Back home, my animated description of the tree left my mother unimpressed. If I didn’t walk around with my eyes closed, I could have seen the same tree in Calcutta, she said. I was skeptical: surely, I could not have overlooked such a striking tree in my own city. “There is one in the south-east corner of the Governor’s House compound,” she said. “Go and check.”
Being reluctant to admit defeat (not to mention jobless), I actually went to check, and there it was. Before the week was out, my mother had espied three more Nagalingam trees at various places in the city.
I like trees in the abstract, but regrettably, I know little about them. Which is to say, when I see a tree, I appreciatively say to myself, “Ah, a tree,” and I leave it at that. But I can’t help feeling a twinge of envy for people who can spot and identify trees, and who, even while strolling through a city street, sometimes remark upon an unusual tree, or point out a commonplace one and mention some interesting attribute.
But on the Ladakh trip, I discovered that I am not bad at spotting animals. Our trek took us through the Hemis National Park. It doesn’t exactly teem with wildlife; at an elevation of 3,000–6,000 m in a rocky landscape devoid of greenery, that is too much to expect. Unfortunately, we could not spot the famously elusive Snow Leopard, but we did see some other animals, and I was rather kicked that I managed to spot many of them before anyone else in our group did.

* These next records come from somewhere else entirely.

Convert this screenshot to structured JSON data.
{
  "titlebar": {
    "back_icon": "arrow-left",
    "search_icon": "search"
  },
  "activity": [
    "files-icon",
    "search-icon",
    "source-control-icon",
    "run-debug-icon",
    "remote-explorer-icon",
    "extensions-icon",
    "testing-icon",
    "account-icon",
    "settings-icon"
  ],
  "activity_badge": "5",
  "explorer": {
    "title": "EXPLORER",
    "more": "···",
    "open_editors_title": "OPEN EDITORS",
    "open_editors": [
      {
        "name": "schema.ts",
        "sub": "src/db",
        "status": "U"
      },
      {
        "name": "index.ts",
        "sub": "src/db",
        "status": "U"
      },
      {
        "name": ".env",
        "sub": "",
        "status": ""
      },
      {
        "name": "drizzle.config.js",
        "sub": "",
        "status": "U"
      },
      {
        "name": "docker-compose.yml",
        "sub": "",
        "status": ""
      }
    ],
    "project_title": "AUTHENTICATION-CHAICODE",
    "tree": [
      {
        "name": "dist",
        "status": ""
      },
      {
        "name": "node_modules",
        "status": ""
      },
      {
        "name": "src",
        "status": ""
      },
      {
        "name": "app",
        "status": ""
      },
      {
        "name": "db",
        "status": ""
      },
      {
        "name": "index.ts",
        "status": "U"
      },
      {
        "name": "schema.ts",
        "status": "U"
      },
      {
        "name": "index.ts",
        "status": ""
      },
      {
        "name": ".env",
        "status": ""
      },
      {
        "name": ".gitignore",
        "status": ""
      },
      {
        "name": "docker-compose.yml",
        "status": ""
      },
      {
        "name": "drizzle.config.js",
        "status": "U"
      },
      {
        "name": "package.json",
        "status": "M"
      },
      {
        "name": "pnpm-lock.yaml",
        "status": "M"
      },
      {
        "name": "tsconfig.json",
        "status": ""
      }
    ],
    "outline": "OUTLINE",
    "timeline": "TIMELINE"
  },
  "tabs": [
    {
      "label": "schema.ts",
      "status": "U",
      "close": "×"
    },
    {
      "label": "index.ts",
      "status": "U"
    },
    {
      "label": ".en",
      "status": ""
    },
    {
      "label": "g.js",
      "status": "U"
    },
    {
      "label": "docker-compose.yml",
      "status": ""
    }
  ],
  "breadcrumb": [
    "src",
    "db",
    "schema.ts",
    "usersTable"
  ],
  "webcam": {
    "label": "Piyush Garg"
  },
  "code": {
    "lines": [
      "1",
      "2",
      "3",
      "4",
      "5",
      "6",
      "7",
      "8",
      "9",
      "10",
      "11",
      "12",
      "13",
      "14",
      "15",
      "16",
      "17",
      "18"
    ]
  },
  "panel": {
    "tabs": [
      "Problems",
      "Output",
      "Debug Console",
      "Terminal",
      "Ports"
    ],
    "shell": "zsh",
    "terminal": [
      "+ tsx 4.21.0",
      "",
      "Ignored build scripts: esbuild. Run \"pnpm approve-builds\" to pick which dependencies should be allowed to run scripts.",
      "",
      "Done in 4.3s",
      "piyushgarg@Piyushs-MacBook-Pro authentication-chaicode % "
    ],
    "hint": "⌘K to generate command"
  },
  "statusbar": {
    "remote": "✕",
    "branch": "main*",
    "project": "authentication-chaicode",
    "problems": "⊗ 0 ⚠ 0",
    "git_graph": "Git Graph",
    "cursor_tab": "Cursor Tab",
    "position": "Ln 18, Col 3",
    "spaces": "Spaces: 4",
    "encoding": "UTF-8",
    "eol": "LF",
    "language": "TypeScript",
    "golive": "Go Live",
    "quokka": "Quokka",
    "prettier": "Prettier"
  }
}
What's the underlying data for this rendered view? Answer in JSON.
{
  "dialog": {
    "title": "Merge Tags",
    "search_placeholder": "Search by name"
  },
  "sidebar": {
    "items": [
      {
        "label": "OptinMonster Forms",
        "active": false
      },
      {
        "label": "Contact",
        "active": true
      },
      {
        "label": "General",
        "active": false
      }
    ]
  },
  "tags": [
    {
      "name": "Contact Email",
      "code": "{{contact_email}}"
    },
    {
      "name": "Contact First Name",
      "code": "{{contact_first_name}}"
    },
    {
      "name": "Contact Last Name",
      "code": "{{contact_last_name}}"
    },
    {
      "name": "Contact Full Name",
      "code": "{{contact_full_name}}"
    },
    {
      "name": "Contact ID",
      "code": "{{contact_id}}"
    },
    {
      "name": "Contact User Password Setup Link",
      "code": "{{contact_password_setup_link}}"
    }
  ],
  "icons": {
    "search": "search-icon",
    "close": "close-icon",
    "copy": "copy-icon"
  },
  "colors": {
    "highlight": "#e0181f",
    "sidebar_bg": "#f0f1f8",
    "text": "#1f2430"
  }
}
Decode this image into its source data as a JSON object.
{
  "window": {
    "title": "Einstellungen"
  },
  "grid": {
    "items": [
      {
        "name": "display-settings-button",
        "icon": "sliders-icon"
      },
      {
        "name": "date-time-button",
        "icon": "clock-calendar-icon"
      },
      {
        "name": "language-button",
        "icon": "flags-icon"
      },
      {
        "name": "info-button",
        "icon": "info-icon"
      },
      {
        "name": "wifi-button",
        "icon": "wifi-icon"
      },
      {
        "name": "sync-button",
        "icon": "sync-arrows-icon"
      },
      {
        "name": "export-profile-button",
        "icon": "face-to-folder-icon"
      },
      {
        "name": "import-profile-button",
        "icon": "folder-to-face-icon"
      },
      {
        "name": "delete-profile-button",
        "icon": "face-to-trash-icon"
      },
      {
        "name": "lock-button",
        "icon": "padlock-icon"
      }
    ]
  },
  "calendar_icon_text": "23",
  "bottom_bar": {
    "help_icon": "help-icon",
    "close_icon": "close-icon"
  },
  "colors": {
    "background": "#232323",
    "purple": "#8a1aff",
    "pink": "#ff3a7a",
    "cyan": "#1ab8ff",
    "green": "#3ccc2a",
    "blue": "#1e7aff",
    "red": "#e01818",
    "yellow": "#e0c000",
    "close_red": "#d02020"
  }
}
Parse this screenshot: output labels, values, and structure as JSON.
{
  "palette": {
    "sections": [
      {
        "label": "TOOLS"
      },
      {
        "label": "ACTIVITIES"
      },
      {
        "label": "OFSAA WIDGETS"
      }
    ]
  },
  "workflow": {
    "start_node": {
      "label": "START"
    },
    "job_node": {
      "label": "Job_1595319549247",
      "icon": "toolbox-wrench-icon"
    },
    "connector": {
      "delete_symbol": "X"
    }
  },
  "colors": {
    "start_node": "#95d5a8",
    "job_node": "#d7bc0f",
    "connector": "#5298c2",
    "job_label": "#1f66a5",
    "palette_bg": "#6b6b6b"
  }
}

3. Unidentified bird.
4. Red-billed Chough. In the lower legs of the trek, crows and ravens were the most common scavenger birds. Then shortly before Tachungtse, we crossed some invisible line and above it, Red-billed Choughs and their yellow-billed cousins held sway. They were completely fearless, flying all around the campsite and coming right up to us at dinnertime for scraps.
5. The Lammergeier or Bearded Vulture. Even when we were at 17,000 ft, the Lammergeiers were high above us, circling, always circling. Fortunately, no tortoises fell out of the sky.
6. Robin Accentor. If you look carefully at the photo, you can see the falling snow.
7. Bobak Marmot. They gamboled all over the mountainsides that ringed our campsite at Tachungtse, and boxed with each other in comical fashion. They seemed to have little fear of humans, and would let us get surprisingly close to them.
8. Mountain Vole: It scampered across our path and retired under a boulder whence, with beady eyes, it watched us click photos and tramp past.
9. Oriental Turtle Dove.
10. European Magpie. A striking and beautiful bird, and of course, the real villain of The Castafiore Emerald.
11. Blue Sheep, which is neither blue, nor a sheep.
12. Common Redstart. It sat on a steeple at the Hemis monastery while I tried to focus on it at the extreme telephoto end of my zoom lens. Then, just before I clicked, it took off, and presented me with a rather dramatic photo.
Thursday, July 8, 2010
When I was three, we lived not far from this temple. Every afternoon, the maid would take me there for a walk, and we would always reach just before the service started. The service consisted of people chanting mantras. In time with the chanting, the head monk would bang a huge drum. Everyone in the congregation was given a little drum, which was played with a drumstick and which made a loud clattering sound; and with this little instrument they would all keep the beat. But not me.
I found the stately pace of the head monk’s drumming too boring, and considered it my duty to liven up the proceedings. So, instead of playing it in time with the head monk, I would fill the intervals between beats with loud and rapid clattering. But – and this is the remarkable thing – they would still hand me a drum every day, and no one would snatch it away or conk me on the head.
I do not think there is any other religion in the world that would have tolerated this.